Nichelle and Malcolm Spellman addressed some of this, saying the show will steer away from the "whips and plantation" imagery that people associate with the South and slavery.

"In this futuristic world, you could have this conversation in a straightforward manner without it being steeped in history: "What does this look like now." I think what was interesting to all of us was that we were going to handle this show, and handle the content of the show, without using typical antebellum imagery. There is not going to be, you know, the big Gone With the Wind mansion. This is present day, or close to present day, and how the world would have evolved if the South had been successful seceding from the Union."

Weiss also added that the scarcity of different races in Game of Thrones was due to it being an adaptation of a fictional, medieval world. He promises that they will approach Confederate differently.

"We were very hyper-aware of the difference between a show with a fictional history and a fictional world, and a show that's an alternate history of this world.

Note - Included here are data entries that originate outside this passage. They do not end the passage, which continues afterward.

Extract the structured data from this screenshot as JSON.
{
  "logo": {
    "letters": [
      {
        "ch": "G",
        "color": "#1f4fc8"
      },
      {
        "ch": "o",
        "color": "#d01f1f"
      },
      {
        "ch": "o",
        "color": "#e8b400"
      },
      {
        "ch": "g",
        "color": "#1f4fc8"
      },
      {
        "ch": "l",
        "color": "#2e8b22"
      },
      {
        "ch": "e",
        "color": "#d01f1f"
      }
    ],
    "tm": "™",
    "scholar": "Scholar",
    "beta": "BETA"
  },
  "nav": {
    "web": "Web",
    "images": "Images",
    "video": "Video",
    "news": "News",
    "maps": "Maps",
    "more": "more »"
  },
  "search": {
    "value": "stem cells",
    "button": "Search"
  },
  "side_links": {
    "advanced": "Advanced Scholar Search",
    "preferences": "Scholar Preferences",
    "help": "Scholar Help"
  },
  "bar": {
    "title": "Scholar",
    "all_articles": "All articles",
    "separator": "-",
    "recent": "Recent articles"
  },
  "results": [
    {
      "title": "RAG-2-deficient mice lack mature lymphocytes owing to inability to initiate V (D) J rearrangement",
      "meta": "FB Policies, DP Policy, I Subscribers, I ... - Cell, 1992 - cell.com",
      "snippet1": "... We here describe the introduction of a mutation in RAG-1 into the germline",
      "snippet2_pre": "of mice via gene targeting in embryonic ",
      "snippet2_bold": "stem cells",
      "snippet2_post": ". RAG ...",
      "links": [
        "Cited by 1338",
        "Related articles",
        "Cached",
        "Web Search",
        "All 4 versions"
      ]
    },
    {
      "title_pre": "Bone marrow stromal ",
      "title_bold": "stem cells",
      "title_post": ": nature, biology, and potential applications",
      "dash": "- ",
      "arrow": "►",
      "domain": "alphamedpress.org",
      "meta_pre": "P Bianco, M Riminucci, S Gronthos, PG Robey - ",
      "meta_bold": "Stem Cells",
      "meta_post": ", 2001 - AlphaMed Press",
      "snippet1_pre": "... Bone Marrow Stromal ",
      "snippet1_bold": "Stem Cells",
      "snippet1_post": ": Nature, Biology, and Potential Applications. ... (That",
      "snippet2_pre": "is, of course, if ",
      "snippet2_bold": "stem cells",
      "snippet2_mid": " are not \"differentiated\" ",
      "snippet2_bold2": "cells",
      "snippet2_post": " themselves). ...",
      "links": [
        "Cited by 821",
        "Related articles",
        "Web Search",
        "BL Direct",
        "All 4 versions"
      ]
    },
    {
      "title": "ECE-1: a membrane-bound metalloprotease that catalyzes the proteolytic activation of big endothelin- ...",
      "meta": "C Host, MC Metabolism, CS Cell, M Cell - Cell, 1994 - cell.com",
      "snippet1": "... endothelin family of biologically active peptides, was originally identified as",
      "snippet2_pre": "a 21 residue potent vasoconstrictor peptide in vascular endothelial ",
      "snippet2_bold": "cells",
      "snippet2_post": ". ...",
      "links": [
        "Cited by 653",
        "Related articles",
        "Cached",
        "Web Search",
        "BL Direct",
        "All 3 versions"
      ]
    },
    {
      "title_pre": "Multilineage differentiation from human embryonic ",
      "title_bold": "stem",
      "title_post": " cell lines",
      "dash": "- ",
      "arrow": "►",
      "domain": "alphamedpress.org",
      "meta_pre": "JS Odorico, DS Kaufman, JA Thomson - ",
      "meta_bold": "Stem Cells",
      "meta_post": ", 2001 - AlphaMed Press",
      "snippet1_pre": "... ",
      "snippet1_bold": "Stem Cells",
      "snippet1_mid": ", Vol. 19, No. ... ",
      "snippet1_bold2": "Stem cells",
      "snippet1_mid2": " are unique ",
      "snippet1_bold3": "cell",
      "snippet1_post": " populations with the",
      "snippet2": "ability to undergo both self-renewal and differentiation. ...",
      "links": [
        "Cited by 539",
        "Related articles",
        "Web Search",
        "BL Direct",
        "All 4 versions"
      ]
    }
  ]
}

We know that the elements in play in a show like Confederate are much more raw, much more real, and people come into them much more sensitive and more invested, than they do with a story about a place called Westeros, which none of them had ever heard of before they read the books or watched the show."

Today, there's still an ongoing debate over the legitimacy of the Confederate flag, and whether Southern states who hang them above state buildings are actually perpetuating racism. Today, blacks are still being victimized and abused by a criminal justice system that unfairly targets them over white citizens. Today, slavery is not a thing of the past, but a pressing topic that many black Americans don't want to see turned into a concept for a fantasy show.

And while Confederate may seem like another entry into the alternative-history show genre after Man in the High Castle or The Handmaid's Tale, it's still a very present reality for many African-Americans. Twitter user Jermaine Spradley puts it better than me, saying, "America has never truly reckoned with itself post-slavery. We haven't done the work of accepting how who we were informs who we are... You look for the root cause of most of the issues plaguing black communities and you can make a direct correlation to slavery... TODAY. NOW."

But in the end, it all comes down to a show that no one has seen yet, and hasn't even been written yet. Benioff pointed out, "We don't have an outline yet. We don't even have character names. So, everything is brand-new and nothing's been written. I guess that's what was a little bit surprising about some of the outrage. It's just a little premature. You know, we might fuck it up. But we haven't yet."